Prompt: Without any pictures, copy the records below once more, exactly as they are.

Extracted records:
————

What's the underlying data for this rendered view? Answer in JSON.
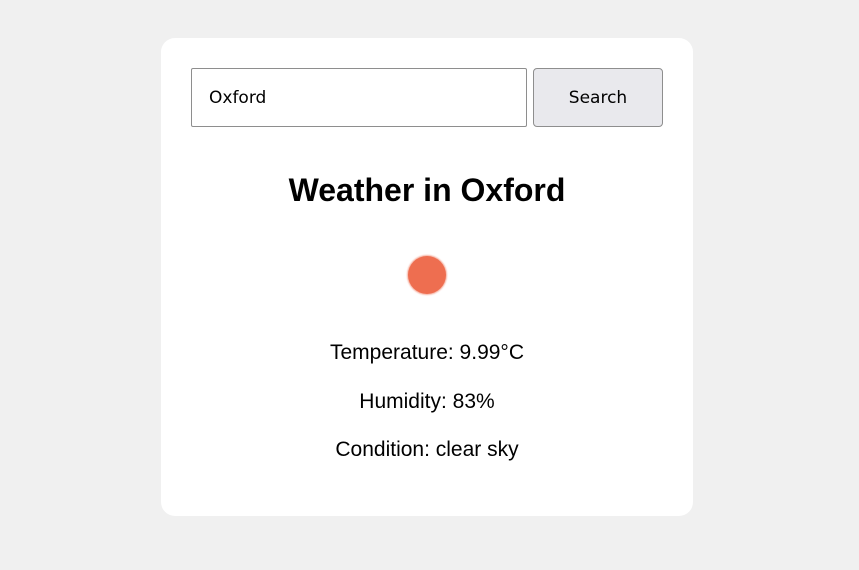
{
  "search": {
    "value": "Oxford",
    "button_label": "Search"
  },
  "weather": {
    "title": "Weather in Oxford",
    "icon": "sun-icon",
    "icon_color": "#ee6e50",
    "temperature": "Temperature: 9.99°C",
    "humidity": "Humidity: 83%",
    "condition": "Condition: clear sky"
  }
}
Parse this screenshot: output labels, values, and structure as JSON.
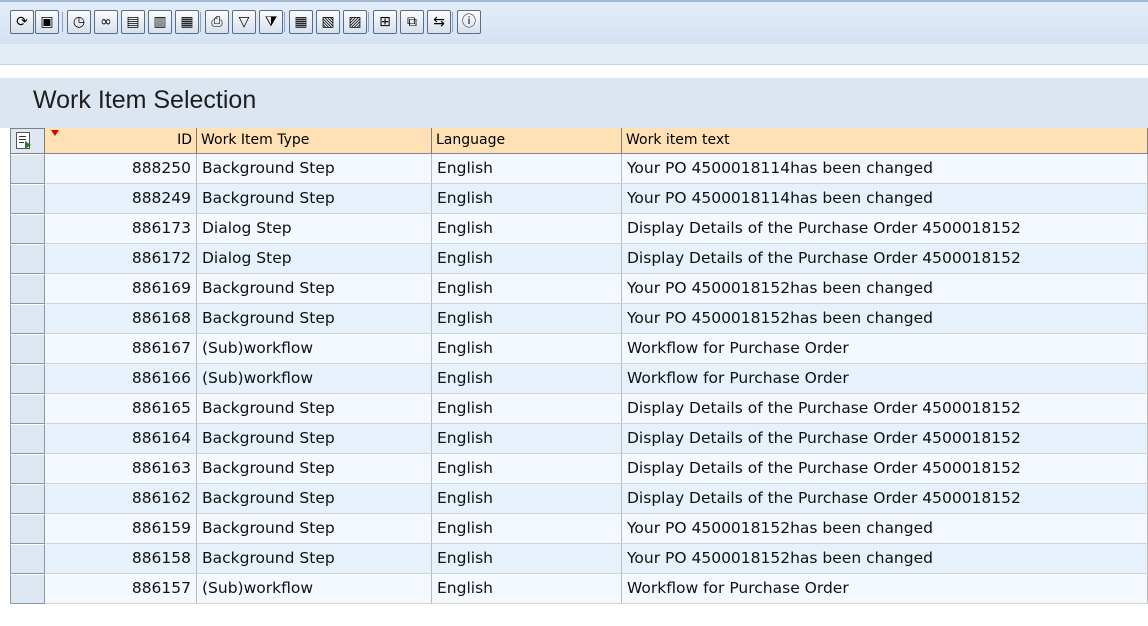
{
  "toolbar": {
    "buttons": [
      {
        "name": "refresh-icon",
        "glyph": "⟳"
      },
      {
        "name": "save-layout-icon",
        "glyph": "▣"
      },
      {
        "name": "clock-icon",
        "glyph": "◷"
      },
      {
        "name": "glasses-icon",
        "glyph": "∞"
      },
      {
        "name": "document-detail-icon",
        "glyph": "▤"
      },
      {
        "name": "attachment-icon",
        "glyph": "▥"
      },
      {
        "name": "clipboard-icon",
        "glyph": "▦"
      },
      {
        "name": "print-icon",
        "glyph": "⎙"
      },
      {
        "name": "sort-filter-icon",
        "glyph": "▽"
      },
      {
        "name": "filter-icon",
        "glyph": "⧩"
      },
      {
        "name": "grid-layout-icon",
        "glyph": "▦"
      },
      {
        "name": "add-column-icon",
        "glyph": "▧"
      },
      {
        "name": "remove-column-icon",
        "glyph": "▨"
      },
      {
        "name": "export-icon",
        "glyph": "⊞"
      },
      {
        "name": "spreadsheet-icon",
        "glyph": "⧉"
      },
      {
        "name": "transfer-icon",
        "glyph": "⇆"
      },
      {
        "name": "information-icon",
        "glyph": "ⓘ"
      }
    ]
  },
  "page": {
    "title": "Work Item Selection"
  },
  "table": {
    "columns": [
      "ID",
      "Work Item Type",
      "Language",
      "Work item text"
    ],
    "rows": [
      {
        "id": "888250",
        "type": "Background Step",
        "language": "English",
        "text": "Your PO 4500018114has been changed"
      },
      {
        "id": "888249",
        "type": "Background Step",
        "language": "English",
        "text": "Your PO 4500018114has been changed"
      },
      {
        "id": "886173",
        "type": "Dialog Step",
        "language": "English",
        "text": "Display Details of the Purchase Order 4500018152"
      },
      {
        "id": "886172",
        "type": "Dialog Step",
        "language": "English",
        "text": "Display Details of the Purchase Order 4500018152"
      },
      {
        "id": "886169",
        "type": "Background Step",
        "language": "English",
        "text": "Your PO 4500018152has been changed"
      },
      {
        "id": "886168",
        "type": "Background Step",
        "language": "English",
        "text": "Your PO 4500018152has been changed"
      },
      {
        "id": "886167",
        "type": "(Sub)workflow",
        "language": "English",
        "text": "Workflow for Purchase Order"
      },
      {
        "id": "886166",
        "type": "(Sub)workflow",
        "language": "English",
        "text": "Workflow for Purchase Order"
      },
      {
        "id": "886165",
        "type": "Background Step",
        "language": "English",
        "text": "Display Details of the Purchase Order 4500018152"
      },
      {
        "id": "886164",
        "type": "Background Step",
        "language": "English",
        "text": "Display Details of the Purchase Order 4500018152"
      },
      {
        "id": "886163",
        "type": "Background Step",
        "language": "English",
        "text": "Display Details of the Purchase Order 4500018152"
      },
      {
        "id": "886162",
        "type": "Background Step",
        "language": "English",
        "text": "Display Details of the Purchase Order 4500018152"
      },
      {
        "id": "886159",
        "type": "Background Step",
        "language": "English",
        "text": "Your PO 4500018152has been changed"
      },
      {
        "id": "886158",
        "type": "Background Step",
        "language": "English",
        "text": "Your PO 4500018152has been changed"
      },
      {
        "id": "886157",
        "type": "(Sub)workflow",
        "language": "English",
        "text": "Workflow for Purchase Order"
      }
    ]
  },
  "colors": {
    "header_bg": "#ffe1b5",
    "row_even": "#f3f9ff",
    "row_odd": "#e6f1fb",
    "title_bar": "#dce6f1",
    "toolbar_bg": "#d3e2f2"
  }
}
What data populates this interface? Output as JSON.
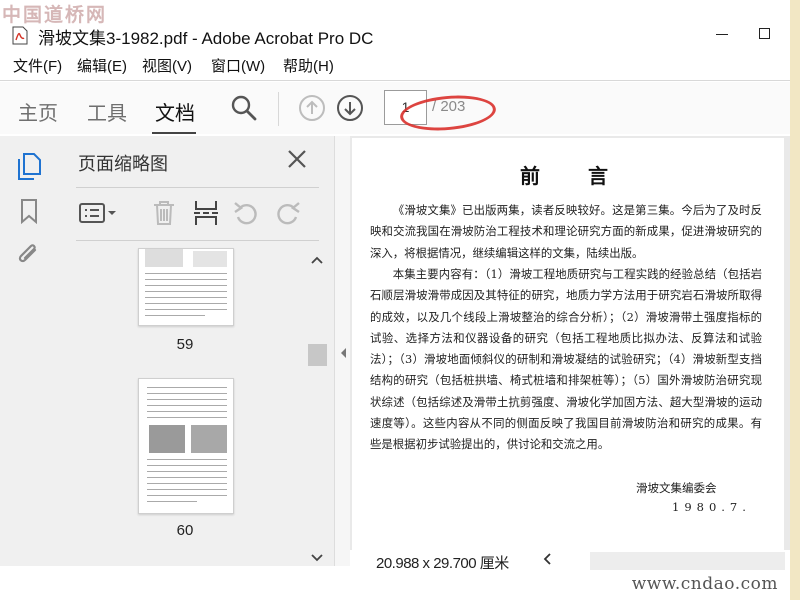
{
  "watermark": {
    "top_left": "中国道桥网",
    "bottom_right": "www.cndao.com"
  },
  "window": {
    "title": "滑坡文集3-1982.pdf - Adobe Acrobat Pro DC"
  },
  "menu": [
    "文件(F)",
    "编辑(E)",
    "视图(V)",
    "窗口(W)",
    "帮助(H)"
  ],
  "toolbar": {
    "tabs": [
      {
        "label": "主页",
        "active": false
      },
      {
        "label": "工具",
        "active": false
      },
      {
        "label": "文档",
        "active": true
      }
    ],
    "current_page": "1",
    "total_pages": "/ 203",
    "highlight_color": "#d9302b"
  },
  "panel": {
    "title": "页面缩略图",
    "thumbnails": [
      {
        "page": "59"
      },
      {
        "page": "60"
      }
    ]
  },
  "document": {
    "title": "前言",
    "paragraphs": [
      "《滑坡文集》已出版两集，读者反映较好。这是第三集。今后为了及时反映和交流我国在滑坡防治工程技术和理论研究方面的新成果，促进滑坡研究的深入，将根据情况，继续编辑这样的文集，陆续出版。",
      "本集主要内容有：（1）滑坡工程地质研究与工程实践的经验总结（包括岩石顺层滑坡滑带成因及其特征的研究，地质力学方法用于研究岩石滑坡所取得的成效，以及几个线段上滑坡整治的综合分析）；（2）滑坡滑带土强度指标的试验、选择方法和仪器设备的研究（包括工程地质比拟办法、反算法和试验法）；（3）滑坡地面倾斜仪的研制和滑坡凝结的试验研究；（4）滑坡新型支挡结构的研究（包括桩拱墙、椅式桩墙和排架桩等）；（5）国外滑坡防治研究现状综述（包括综述及滑带土抗剪强度、滑坡化学加固方法、超大型滑坡的运动速度等）。这些内容从不同的侧面反映了我国目前滑坡防治和研究的成果。有些是根据初步试验提出的，供讨论和交流之用。"
    ],
    "signature": "滑坡文集编委会",
    "date": "1980.7."
  },
  "statusbar": {
    "page_size": "20.988 x 29.700 厘米"
  }
}
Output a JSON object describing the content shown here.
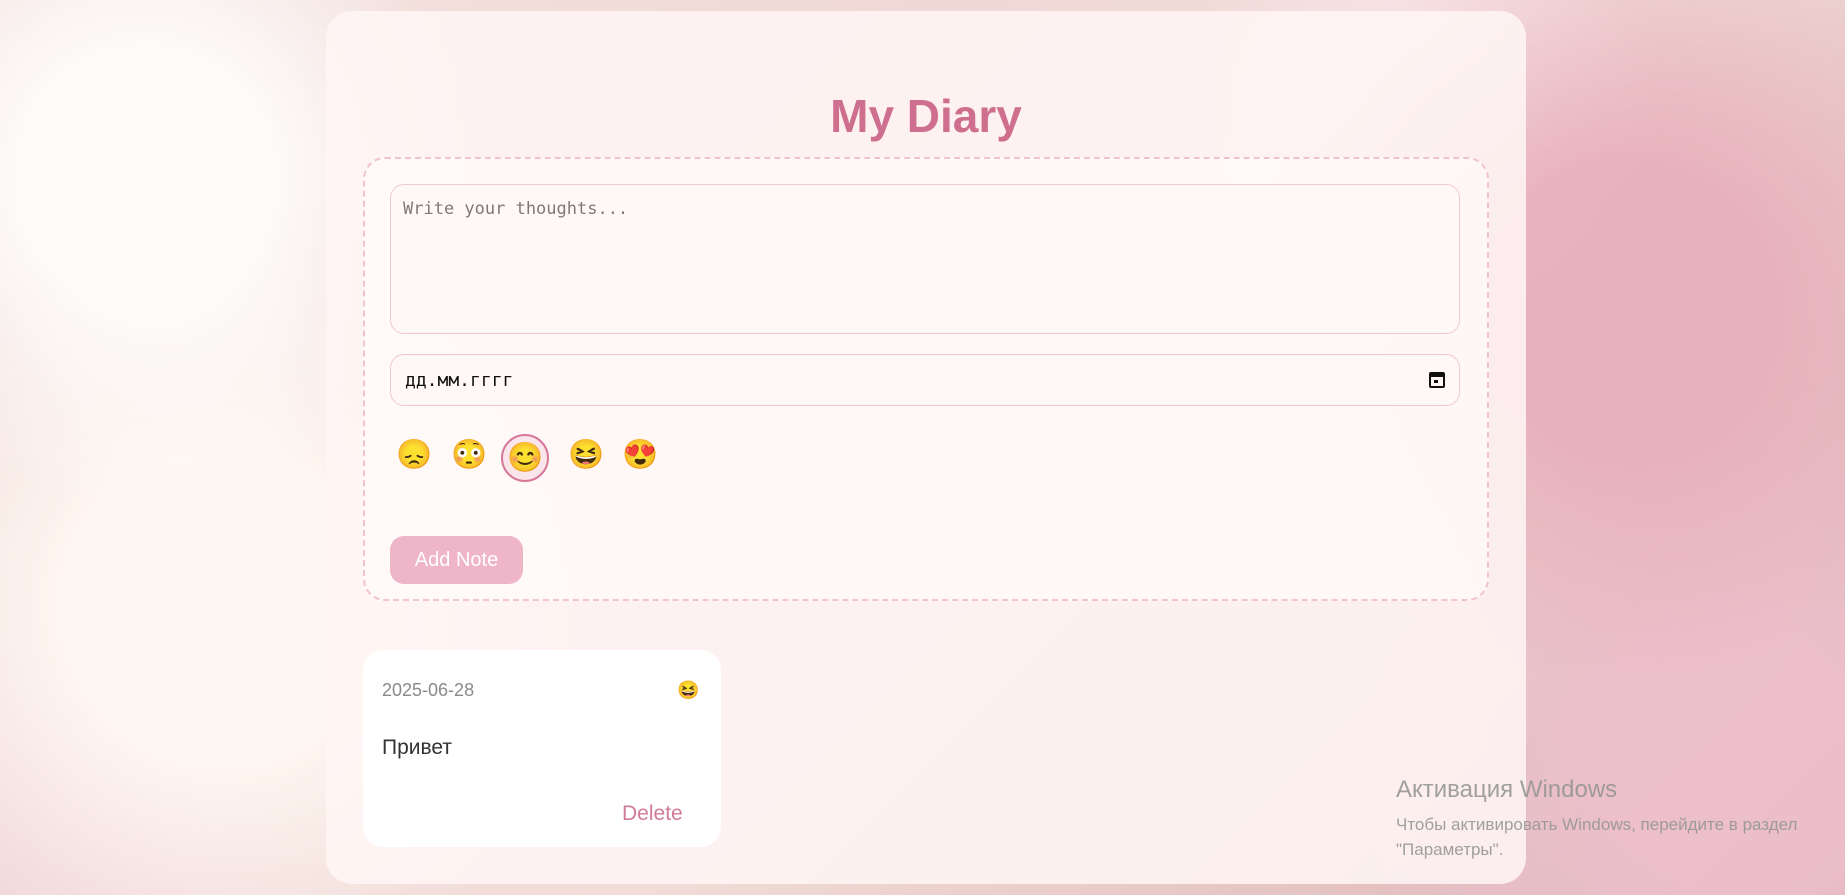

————

Answer below:
What's the underlying data for this rendered view? Answer in JSON.
{
  "search": {
    "value": "Oxford",
    "button_label": "Search"
  },
  "weather": {
    "title": "Weather in Oxford",
    "icon": "sun-icon",
    "icon_color": "#ee6e50",
    "temperature": "Temperature: 9.99°C",
    "humidity": "Humidity: 83%",
    "condition": "Condition: clear sky"
  }
}
Parse this screenshot: output labels, values, and structure as JSON.
{
  "toolbar": {
    "buttons": [
      {
        "name": "refresh-icon",
        "glyph": "⟳"
      },
      {
        "name": "save-layout-icon",
        "glyph": "▣"
      },
      {
        "name": "clock-icon",
        "glyph": "◷"
      },
      {
        "name": "glasses-icon",
        "glyph": "∞"
      },
      {
        "name": "document-detail-icon",
        "glyph": "▤"
      },
      {
        "name": "attachment-icon",
        "glyph": "▥"
      },
      {
        "name": "clipboard-icon",
        "glyph": "▦"
      },
      {
        "name": "print-icon",
        "glyph": "⎙"
      },
      {
        "name": "sort-filter-icon",
        "glyph": "▽"
      },
      {
        "name": "filter-icon",
        "glyph": "⧩"
      },
      {
        "name": "grid-layout-icon",
        "glyph": "▦"
      },
      {
        "name": "add-column-icon",
        "glyph": "▧"
      },
      {
        "name": "remove-column-icon",
        "glyph": "▨"
      },
      {
        "name": "export-icon",
        "glyph": "⊞"
      },
      {
        "name": "spreadsheet-icon",
        "glyph": "⧉"
      },
      {
        "name": "transfer-icon",
        "glyph": "⇆"
      },
      {
        "name": "information-icon",
        "glyph": "ⓘ"
      }
    ]
  },
  "page": {
    "title": "Work Item Selection"
  },
  "table": {
    "columns": [
      "ID",
      "Work Item Type",
      "Language",
      "Work item text"
    ],
    "rows": [
      {
        "id": "888250",
        "type": "Background Step",
        "language": "English",
        "text": "Your PO 4500018114has been changed"
      },
      {
        "id": "888249",
        "type": "Background Step",
        "language": "English",
        "text": "Your PO 4500018114has been changed"
      },
      {
        "id": "886173",
        "type": "Dialog Step",
        "language": "English",
        "text": "Display Details of the Purchase Order 4500018152"
      },
      {
        "id": "886172",
        "type": "Dialog Step",
        "language": "English",
        "text": "Display Details of the Purchase Order 4500018152"
      },
      {
        "id": "886169",
        "type": "Background Step",
        "language": "English",
        "text": "Your PO 4500018152has been changed"
      },
      {
        "id": "886168",
        "type": "Background Step",
        "language": "English",
        "text": "Your PO 4500018152has been changed"
      },
      {
        "id": "886167",
        "type": "(Sub)workflow",
        "language": "English",
        "text": "Workflow for Purchase Order"
      },
      {
        "id": "886166",
        "type": "(Sub)workflow",
        "language": "English",
        "text": "Workflow for Purchase Order"
      },
      {
        "id": "886165",
        "type": "Background Step",
        "language": "English",
        "text": "Display Details of the Purchase Order 4500018152"
      },
      {
        "id": "886164",
        "type": "Background Step",
        "language": "English",
        "text": "Display Details of the Purchase Order 4500018152"
      },
      {
        "id": "886163",
        "type": "Background Step",
        "language": "English",
        "text": "Display Details of the Purchase Order 4500018152"
      },
      {
        "id": "886162",
        "type": "Background Step",
        "language": "English",
        "text": "Display Details of the Purchase Order 4500018152"
      },
      {
        "id": "886159",
        "type": "Background Step",
        "language": "English",
        "text": "Your PO 4500018152has been changed"
      },
      {
        "id": "886158",
        "type": "Background Step",
        "language": "English",
        "text": "Your PO 4500018152has been changed"
      },
      {
        "id": "886157",
        "type": "(Sub)workflow",
        "language": "English",
        "text": "Workflow for Purchase Order"
      }
    ]
  },
  "colors": {
    "header_bg": "#ffe1b5",
    "row_even": "#f3f9ff",
    "row_odd": "#e6f1fb",
    "title_bar": "#dce6f1",
    "toolbar_bg": "#d3e2f2"
  }
}
What data populates this interface? Output as JSON.
{
  "watermark": {
    "top_left": "中国道桥网",
    "bottom_right": "www.cndao.com"
  },
  "window": {
    "title": "滑坡文集3-1982.pdf - Adobe Acrobat Pro DC"
  },
  "menu": [
    "文件(F)",
    "编辑(E)",
    "视图(V)",
    "窗口(W)",
    "帮助(H)"
  ],
  "toolbar": {
    "tabs": [
      {
        "label": "主页",
        "active": false
      },
      {
        "label": "工具",
        "active": false
      },
      {
        "label": "文档",
        "active": true
      }
    ],
    "current_page": "1",
    "total_pages": "/ 203",
    "highlight_color": "#d9302b"
  },
  "panel": {
    "title": "页面缩略图",
    "thumbnails": [
      {
        "page": "59"
      },
      {
        "page": "60"
      }
    ]
  },
  "document": {
    "title": "前言",
    "paragraphs": [
      "《滑坡文集》已出版两集，读者反映较好。这是第三集。今后为了及时反映和交流我国在滑坡防治工程技术和理论研究方面的新成果，促进滑坡研究的深入，将根据情况，继续编辑这样的文集，陆续出版。",
      "本集主要内容有：（1）滑坡工程地质研究与工程实践的经验总结（包括岩石顺层滑坡滑带成因及其特征的研究，地质力学方法用于研究岩石滑坡所取得的成效，以及几个线段上滑坡整治的综合分析）；（2）滑坡滑带土强度指标的试验、选择方法和仪器设备的研究（包括工程地质比拟办法、反算法和试验法）；（3）滑坡地面倾斜仪的研制和滑坡凝结的试验研究；（4）滑坡新型支挡结构的研究（包括桩拱墙、椅式桩墙和排架桩等）；（5）国外滑坡防治研究现状综述（包括综述及滑带土抗剪强度、滑坡化学加固方法、超大型滑坡的运动速度等）。这些内容从不同的侧面反映了我国目前滑坡防治和研究的成果。有些是根据初步试验提出的，供讨论和交流之用。"
    ],
    "signature": "滑坡文集编委会",
    "date": "1980.7."
  },
  "statusbar": {
    "page_size": "20.988 x 29.700 厘米"
  }
}
Output a JSON object describing the content shown here.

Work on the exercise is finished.